==== EXERCISE INPUT ====

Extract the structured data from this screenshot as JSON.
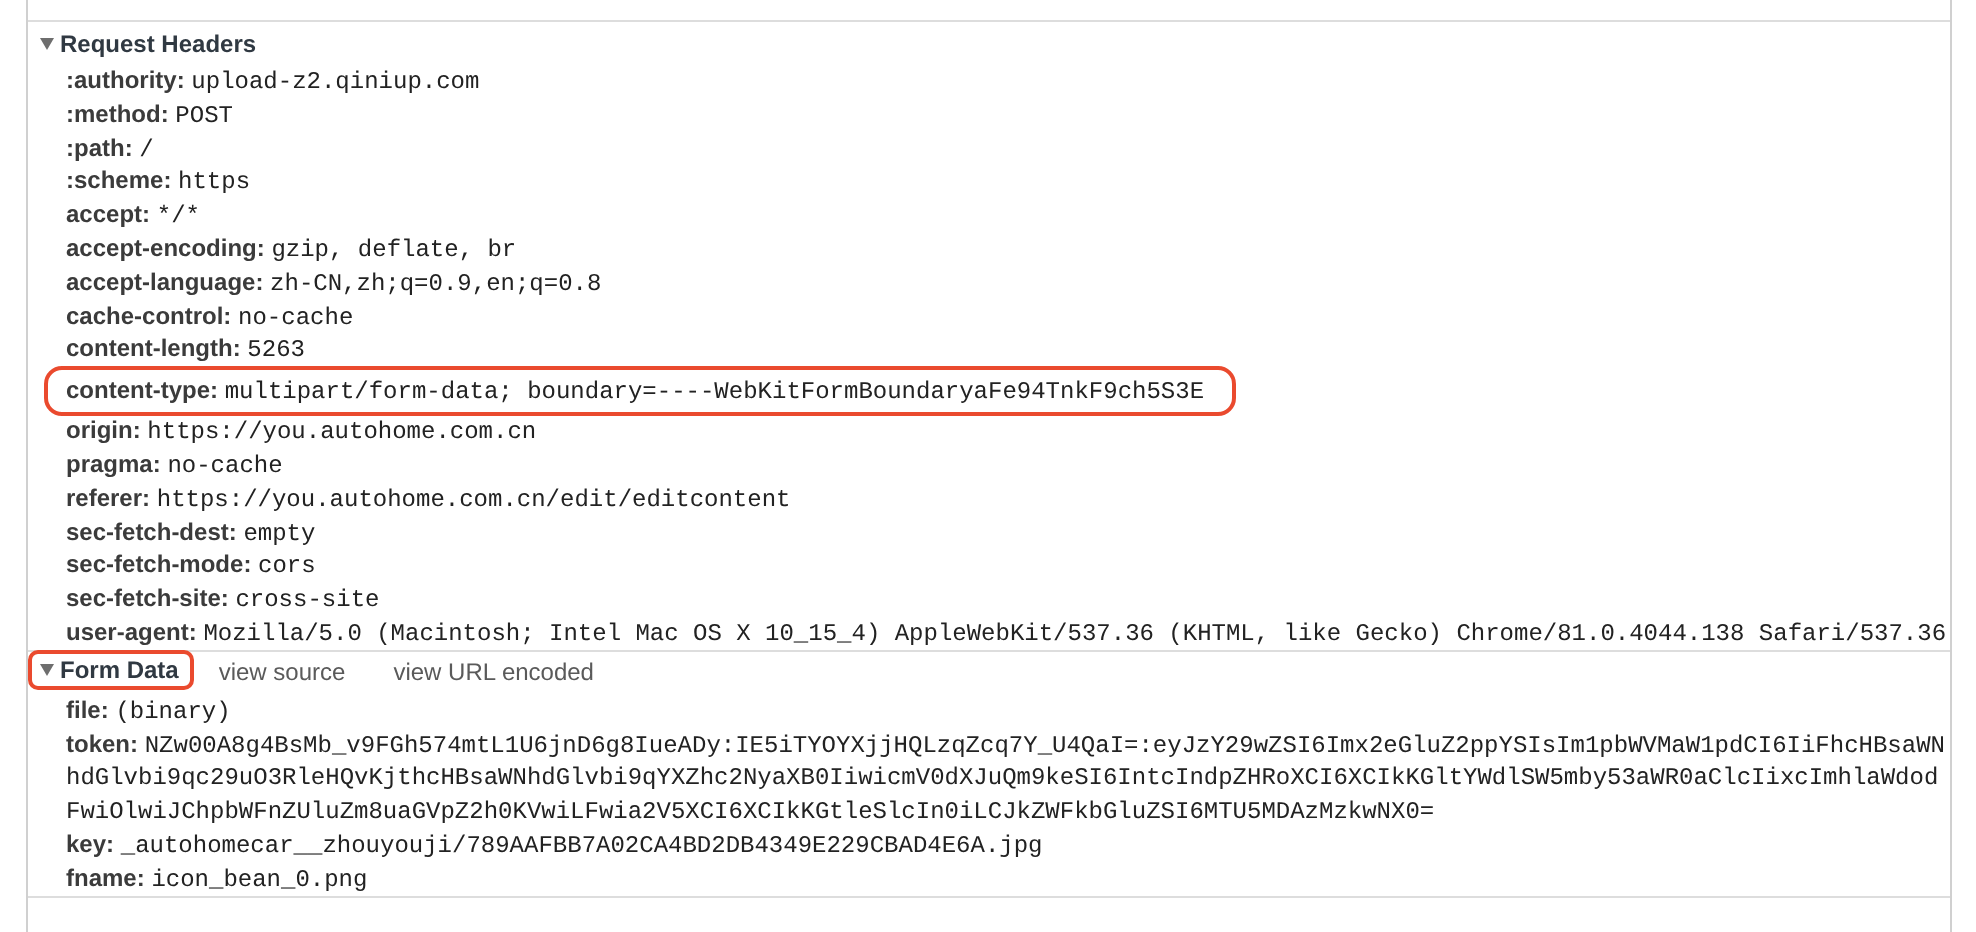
{
  "sections": [
    {
      "title": "Request Headers",
      "expanded": true,
      "highlighted": false,
      "rows": [
        {
          "key": ":authority:",
          "value": "upload-z2.qiniup.com",
          "highlighted": false
        },
        {
          "key": ":method:",
          "value": "POST",
          "highlighted": false
        },
        {
          "key": ":path:",
          "value": "/",
          "highlighted": false
        },
        {
          "key": ":scheme:",
          "value": "https",
          "highlighted": false
        },
        {
          "key": "accept:",
          "value": "*/*",
          "highlighted": false
        },
        {
          "key": "accept-encoding:",
          "value": "gzip, deflate, br",
          "highlighted": false
        },
        {
          "key": "accept-language:",
          "value": "zh-CN,zh;q=0.9,en;q=0.8",
          "highlighted": false
        },
        {
          "key": "cache-control:",
          "value": "no-cache",
          "highlighted": false
        },
        {
          "key": "content-length:",
          "value": "5263",
          "highlighted": false
        },
        {
          "key": "content-type:",
          "value": "multipart/form-data; boundary=----WebKitFormBoundaryaFe94TnkF9ch5S3E",
          "highlighted": true
        },
        {
          "key": "origin:",
          "value": "https://you.autohome.com.cn",
          "highlighted": false
        },
        {
          "key": "pragma:",
          "value": "no-cache",
          "highlighted": false
        },
        {
          "key": "referer:",
          "value": "https://you.autohome.com.cn/edit/editcontent",
          "highlighted": false
        },
        {
          "key": "sec-fetch-dest:",
          "value": "empty",
          "highlighted": false
        },
        {
          "key": "sec-fetch-mode:",
          "value": "cors",
          "highlighted": false
        },
        {
          "key": "sec-fetch-site:",
          "value": "cross-site",
          "highlighted": false
        },
        {
          "key": "user-agent:",
          "value": "Mozilla/5.0 (Macintosh; Intel Mac OS X 10_15_4) AppleWebKit/537.36 (KHTML, like Gecko) Chrome/81.0.4044.138 Safari/537.36",
          "highlighted": false
        }
      ]
    },
    {
      "title": "Form Data",
      "expanded": true,
      "highlighted": true,
      "links": [
        "view source",
        "view URL encoded"
      ],
      "rows": [
        {
          "key": "file:",
          "value": "(binary)",
          "highlighted": false
        },
        {
          "key": "token:",
          "value": "NZw00A8g4BsMb_v9FGh574mtL1U6jnD6g8IueADy:IE5iTYOYXjjHQLzqZcq7Y_U4QaI=:eyJzY29wZSI6Imx2eGluZ2ppYSIsIm1pbWVMaW1pdCI6IiFhcHBsaWNhdGlvbi9qc29uO3RleHQvKjthcHBsaWNhdGlvbi9qYXZhc2NyaXB0IiwicmV0dXJuQm9keSI6IntcIndpZHRoXCI6XCIkKGltYWdlSW5mby53aWR0aClcIixcImhlaWdodFwiOlwiJChpbWFnZUluZm8uaGVpZ2h0KVwiLFwia2V5XCI6XCIkKGtleSlcIn0iLCJkZWFkbGluZSI6MTU5MDAzMzkwNX0=",
          "highlighted": false
        },
        {
          "key": "key:",
          "value": "_autohomecar__zhouyouji/789AAFBB7A02CA4BD2DB4349E229CBAD4E6A.jpg",
          "highlighted": false
        },
        {
          "key": "fname:",
          "value": "icon_bean_0.png",
          "highlighted": false
        }
      ]
    }
  ]
}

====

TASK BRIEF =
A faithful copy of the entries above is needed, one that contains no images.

COMPLETED EXERCISE =
Extract the structured data from this screenshot as JSON.
{
  "sections": [
    {
      "title": "Request Headers",
      "expanded": true,
      "highlighted": false,
      "rows": [
        {
          "key": ":authority:",
          "value": "upload-z2.qiniup.com",
          "highlighted": false
        },
        {
          "key": ":method:",
          "value": "POST",
          "highlighted": false
        },
        {
          "key": ":path:",
          "value": "/",
          "highlighted": false
        },
        {
          "key": ":scheme:",
          "value": "https",
          "highlighted": false
        },
        {
          "key": "accept:",
          "value": "*/*",
          "highlighted": false
        },
        {
          "key": "accept-encoding:",
          "value": "gzip, deflate, br",
          "highlighted": false
        },
        {
          "key": "accept-language:",
          "value": "zh-CN,zh;q=0.9,en;q=0.8",
          "highlighted": false
        },
        {
          "key": "cache-control:",
          "value": "no-cache",
          "highlighted": false
        },
        {
          "key": "content-length:",
          "value": "5263",
          "highlighted": false
        },
        {
          "key": "content-type:",
          "value": "multipart/form-data; boundary=----WebKitFormBoundaryaFe94TnkF9ch5S3E",
          "highlighted": true
        },
        {
          "key": "origin:",
          "value": "https://you.autohome.com.cn",
          "highlighted": false
        },
        {
          "key": "pragma:",
          "value": "no-cache",
          "highlighted": false
        },
        {
          "key": "referer:",
          "value": "https://you.autohome.com.cn/edit/editcontent",
          "highlighted": false
        },
        {
          "key": "sec-fetch-dest:",
          "value": "empty",
          "highlighted": false
        },
        {
          "key": "sec-fetch-mode:",
          "value": "cors",
          "highlighted": false
        },
        {
          "key": "sec-fetch-site:",
          "value": "cross-site",
          "highlighted": false
        },
        {
          "key": "user-agent:",
          "value": "Mozilla/5.0 (Macintosh; Intel Mac OS X 10_15_4) AppleWebKit/537.36 (KHTML, like Gecko) Chrome/81.0.4044.138 Safari/537.36",
          "highlighted": false
        }
      ]
    },
    {
      "title": "Form Data",
      "expanded": true,
      "highlighted": true,
      "links": [
        "view source",
        "view URL encoded"
      ],
      "rows": [
        {
          "key": "file:",
          "value": "(binary)",
          "highlighted": false
        },
        {
          "key": "token:",
          "value": "NZw00A8g4BsMb_v9FGh574mtL1U6jnD6g8IueADy:IE5iTYOYXjjHQLzqZcq7Y_U4QaI=:eyJzY29wZSI6Imx2eGluZ2ppYSIsIm1pbWVMaW1pdCI6IiFhcHBsaWNhdGlvbi9qc29uO3RleHQvKjthcHBsaWNhdGlvbi9qYXZhc2NyaXB0IiwicmV0dXJuQm9keSI6IntcIndpZHRoXCI6XCIkKGltYWdlSW5mby53aWR0aClcIixcImhlaWdodFwiOlwiJChpbWFnZUluZm8uaGVpZ2h0KVwiLFwia2V5XCI6XCIkKGtleSlcIn0iLCJkZWFkbGluZSI6MTU5MDAzMzkwNX0=",
          "highlighted": false
        },
        {
          "key": "key:",
          "value": "_autohomecar__zhouyouji/789AAFBB7A02CA4BD2DB4349E229CBAD4E6A.jpg",
          "highlighted": false
        },
        {
          "key": "fname:",
          "value": "icon_bean_0.png",
          "highlighted": false
        }
      ]
    }
  ]
}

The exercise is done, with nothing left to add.